I had the honor to visit the world renowned Limmer clinic in San Antonio, Texas on Tuesday, March 20th of 2007. In many respects the Limmer clinic is the birth place of “follicular unit grafting” since it was Dr. Bobby Limmer and his staff who first began using microscopes to visualize and trim naturally occurring follicular units into follicular unit grafts.
Dr. Bobby Limmer’s significant contributions to the refinement and advancement of follicular unit hair transplantation are well documented, including in the ”History of Hair Transplantation” section of the Coalition Hair Loss Learning Center.
Dr. Bobby Limmer shared his techniques and findings with his peers and was a persuasive advocate for the follicular unit procedure. For his part in pioneering this excellent surgical procedure Dr. Bobby Limmer was awarded the “Platinum Follicle Award” by the International Society of Hair Restoration Surgery in 1996.
Over 14 years ago Dr. Bobby Limmer was joined by his son Dr. Brad Limmer who also has a strong background in dermatology. By joining his father’s hair transplant practice Brad was able to study under his renowned father and learn what would later become accepted as the “Gold Standard” in hair transplantation. He also learned his father’s emphasis upon honest and upfront education with all patients.
The Limmer clinic has continued to refine their follicular unit technique and today create minimally invasive incisions that are as small as 0.7 mm for the one hair grafts. These tiny incisions enable them to place more grafts closer together when appropriate for the patient. Patients now experience more rapid healing.
The Limmer clinic also using a technique referred to as “stick and place” in which the grafts are inserted immediately after the incision is made.

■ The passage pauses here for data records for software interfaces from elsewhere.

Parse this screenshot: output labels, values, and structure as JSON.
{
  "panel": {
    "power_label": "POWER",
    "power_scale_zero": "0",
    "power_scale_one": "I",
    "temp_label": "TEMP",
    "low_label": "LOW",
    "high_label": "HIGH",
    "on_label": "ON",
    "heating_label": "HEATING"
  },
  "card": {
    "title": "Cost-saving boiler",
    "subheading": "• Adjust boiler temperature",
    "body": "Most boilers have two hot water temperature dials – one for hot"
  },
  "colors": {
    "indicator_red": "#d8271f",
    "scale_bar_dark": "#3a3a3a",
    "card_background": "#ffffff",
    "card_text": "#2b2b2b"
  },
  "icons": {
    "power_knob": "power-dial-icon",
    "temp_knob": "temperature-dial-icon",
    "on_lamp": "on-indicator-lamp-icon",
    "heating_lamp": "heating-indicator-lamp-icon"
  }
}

Since the fresh incision is still dilated and has not begun to contract it is easier for the staff to place tiny grafts into very tiny incisions.

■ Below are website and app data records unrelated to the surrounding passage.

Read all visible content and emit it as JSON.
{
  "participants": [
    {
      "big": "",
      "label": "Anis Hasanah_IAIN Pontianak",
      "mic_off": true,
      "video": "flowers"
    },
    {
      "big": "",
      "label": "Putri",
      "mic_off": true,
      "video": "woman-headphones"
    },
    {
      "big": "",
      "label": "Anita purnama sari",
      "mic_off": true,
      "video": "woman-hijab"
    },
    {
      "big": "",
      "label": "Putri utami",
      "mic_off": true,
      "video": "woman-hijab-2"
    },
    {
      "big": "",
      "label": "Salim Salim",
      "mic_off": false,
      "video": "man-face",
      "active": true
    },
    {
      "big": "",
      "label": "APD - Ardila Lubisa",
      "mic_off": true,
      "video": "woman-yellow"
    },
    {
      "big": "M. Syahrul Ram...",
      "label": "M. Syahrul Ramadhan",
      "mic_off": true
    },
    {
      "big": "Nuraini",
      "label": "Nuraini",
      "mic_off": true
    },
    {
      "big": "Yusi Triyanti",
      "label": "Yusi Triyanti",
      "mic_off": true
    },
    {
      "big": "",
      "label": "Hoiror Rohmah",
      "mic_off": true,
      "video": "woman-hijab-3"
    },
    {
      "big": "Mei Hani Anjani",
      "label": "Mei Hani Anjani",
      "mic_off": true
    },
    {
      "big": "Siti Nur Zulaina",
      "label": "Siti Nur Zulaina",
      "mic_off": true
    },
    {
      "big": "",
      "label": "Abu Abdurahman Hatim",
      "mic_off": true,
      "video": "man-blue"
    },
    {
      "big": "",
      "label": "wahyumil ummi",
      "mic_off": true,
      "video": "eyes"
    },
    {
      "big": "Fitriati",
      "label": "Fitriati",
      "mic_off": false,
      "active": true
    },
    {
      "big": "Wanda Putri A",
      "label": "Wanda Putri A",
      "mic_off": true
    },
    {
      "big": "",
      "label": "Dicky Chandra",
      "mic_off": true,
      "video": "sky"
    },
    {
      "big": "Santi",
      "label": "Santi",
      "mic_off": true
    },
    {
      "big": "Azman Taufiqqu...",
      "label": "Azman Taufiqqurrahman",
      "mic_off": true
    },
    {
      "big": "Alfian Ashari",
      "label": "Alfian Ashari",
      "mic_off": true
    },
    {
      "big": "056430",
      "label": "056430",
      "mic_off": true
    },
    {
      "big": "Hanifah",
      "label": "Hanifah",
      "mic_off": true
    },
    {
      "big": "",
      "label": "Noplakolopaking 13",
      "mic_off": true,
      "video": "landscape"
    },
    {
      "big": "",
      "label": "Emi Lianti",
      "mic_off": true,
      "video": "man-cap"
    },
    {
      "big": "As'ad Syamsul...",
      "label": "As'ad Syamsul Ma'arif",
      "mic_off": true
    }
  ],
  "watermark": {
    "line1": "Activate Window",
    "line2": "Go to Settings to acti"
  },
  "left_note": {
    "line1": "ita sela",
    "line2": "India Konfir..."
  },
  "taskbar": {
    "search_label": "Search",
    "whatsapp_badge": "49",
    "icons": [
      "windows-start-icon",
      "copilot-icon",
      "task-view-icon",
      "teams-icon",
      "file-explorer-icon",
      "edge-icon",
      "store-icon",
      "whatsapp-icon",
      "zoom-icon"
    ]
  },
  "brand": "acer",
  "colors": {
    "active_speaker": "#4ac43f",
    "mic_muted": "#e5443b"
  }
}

In general I was impressed by how refined, clean and minimally invasive the incisions and graft placements were.
They also typically remove a donor strip that is 1.2 cm wide and do not like to exceed this width because they feel it increases the risks of a visible donor scar. They also use internal and external sutures that are dissolvable. They feel that the internal sutures remove much of the tension from the external skin layer closure and thus minimize any potential scarring.

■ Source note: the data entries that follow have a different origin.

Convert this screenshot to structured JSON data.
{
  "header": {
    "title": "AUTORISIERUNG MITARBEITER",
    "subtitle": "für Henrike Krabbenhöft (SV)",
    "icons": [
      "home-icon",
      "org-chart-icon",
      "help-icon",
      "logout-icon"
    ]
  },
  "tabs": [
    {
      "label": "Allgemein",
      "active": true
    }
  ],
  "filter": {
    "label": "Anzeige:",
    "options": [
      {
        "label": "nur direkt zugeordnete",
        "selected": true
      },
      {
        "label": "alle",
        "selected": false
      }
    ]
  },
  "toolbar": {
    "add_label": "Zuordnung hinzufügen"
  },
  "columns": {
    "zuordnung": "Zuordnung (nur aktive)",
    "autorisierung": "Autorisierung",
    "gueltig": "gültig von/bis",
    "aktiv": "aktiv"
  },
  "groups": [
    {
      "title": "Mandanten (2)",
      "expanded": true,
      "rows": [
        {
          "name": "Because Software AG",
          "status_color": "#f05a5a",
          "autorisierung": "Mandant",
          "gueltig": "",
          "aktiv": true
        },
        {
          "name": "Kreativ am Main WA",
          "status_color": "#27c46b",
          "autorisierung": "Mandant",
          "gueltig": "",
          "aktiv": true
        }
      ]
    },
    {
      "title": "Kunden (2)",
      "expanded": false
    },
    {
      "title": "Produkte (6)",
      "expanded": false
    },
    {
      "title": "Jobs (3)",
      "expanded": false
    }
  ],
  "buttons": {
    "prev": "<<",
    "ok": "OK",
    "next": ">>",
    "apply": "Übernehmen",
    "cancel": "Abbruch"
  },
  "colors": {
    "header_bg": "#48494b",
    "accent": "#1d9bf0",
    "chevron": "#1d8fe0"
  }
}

Dr. Bobby Limmer was not at the clinic on the day of my visit. But I was impressed by Brad Limmer and their very experienced staff.